The builder said to Kaimu: “I have heard your monks speak of themselves as ‘software engineers.’ As a true engineer I find such talk absurd...

“In my profession we analyze all aspects of our task before the first plank is cut. When our blueprints are done I can tell you exactly how much lumber we will need, how many nails and how much rope, how much weight the bridge will bear, and the very day it will be completed...

“Your monks do no such things. They churn out code before your customer has finished describing what is desired. They improvise, reconsider, redesign, and rewrite a half-dozen times before delivery, and what they produce invariably crashes or proves vulnerable to attack. If I were to work in such a fashion, no one would dare set foot upon this bridge!”

Kaimu bowed and said: “There is much our monks could learn from you.”

The master then called out to three senior monks, to attend the example of the bridge builder, and to hear of the discipline of a true engineer.

- - -

After the builder had repeated his argument, the first monk asked: “When a bridge is half-finished and the client then commands it to be twice as wide and two miles downstream, how is this accomplished?”

The builder said: “We simply do not allow such unreasonable changes.”

The second monk asked: “When you learn upon completion that your industry has moved from wood to stone and is now only training masons, how do you refashion the many structures in your care?”

The builder said: “We simply do not perform such unnecessary maintenance.”

The third monk asked: “When the force of gravity suddenly changes direction, or the gods decree that wood shall become dust and rope shall weigh as much as lead, how do you keep travellers from plunging into the abyss?”

The builder said: “We simply do not plan for such absurd possibilities.”

Kaimu thanked the bridge builder, gathered the monks, and crossed the bridge with them.

- - -

When they had reached the other side, Kaimu asked the first monk: “What have you learned from the bridge-builder?”

The first monk said: “The determination of a true engineer is an enviable thing.
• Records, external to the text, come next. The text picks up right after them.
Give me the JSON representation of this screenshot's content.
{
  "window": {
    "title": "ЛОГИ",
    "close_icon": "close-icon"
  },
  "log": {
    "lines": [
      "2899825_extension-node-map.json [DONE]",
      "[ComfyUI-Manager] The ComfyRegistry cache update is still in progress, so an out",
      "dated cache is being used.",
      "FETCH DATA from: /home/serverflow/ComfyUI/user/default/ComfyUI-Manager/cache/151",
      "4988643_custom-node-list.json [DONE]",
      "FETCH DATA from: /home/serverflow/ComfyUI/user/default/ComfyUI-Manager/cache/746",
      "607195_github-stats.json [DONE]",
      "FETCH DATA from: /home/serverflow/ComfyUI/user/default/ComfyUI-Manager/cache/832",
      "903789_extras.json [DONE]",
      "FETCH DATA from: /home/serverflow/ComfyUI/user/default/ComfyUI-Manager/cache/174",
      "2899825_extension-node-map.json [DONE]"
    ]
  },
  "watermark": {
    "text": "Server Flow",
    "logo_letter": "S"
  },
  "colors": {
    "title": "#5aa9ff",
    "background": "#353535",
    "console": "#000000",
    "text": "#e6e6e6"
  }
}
But if we were to work in such an inflexible fashion, the Emperor would surely drown us in our own Waterfalls.”

Kaimu asked the second monk: “What have you learned from the bridge-builder?”

The second monk said: “The frugality of a true engineer is an enviable thing. But if we were to cling so hard to yesterday’s technology, the Web would not exist for another thousand years.”

Kaimu asked the third monk: “What have you learned from the bridge-builder?”

The third monk said: “The predictability of a true engineer’s world is an enviable thing. But ours is a world always in flux, where the laws of physics change weekly. If we did not quickly adapt to the unforeseen, the only forseeable event would be our own destruction.”

The first monk asked: “Master... what has the bridge-builder learned from us?”

Said Kaimu: “Nothing yet. But when I touch a lit candle to the oil I sprinkled from my lantern during our crossing, he will learn the reason to plan for the absurd, the virtue of rebuilding in stone, and the wisdom of not insulting your customers.”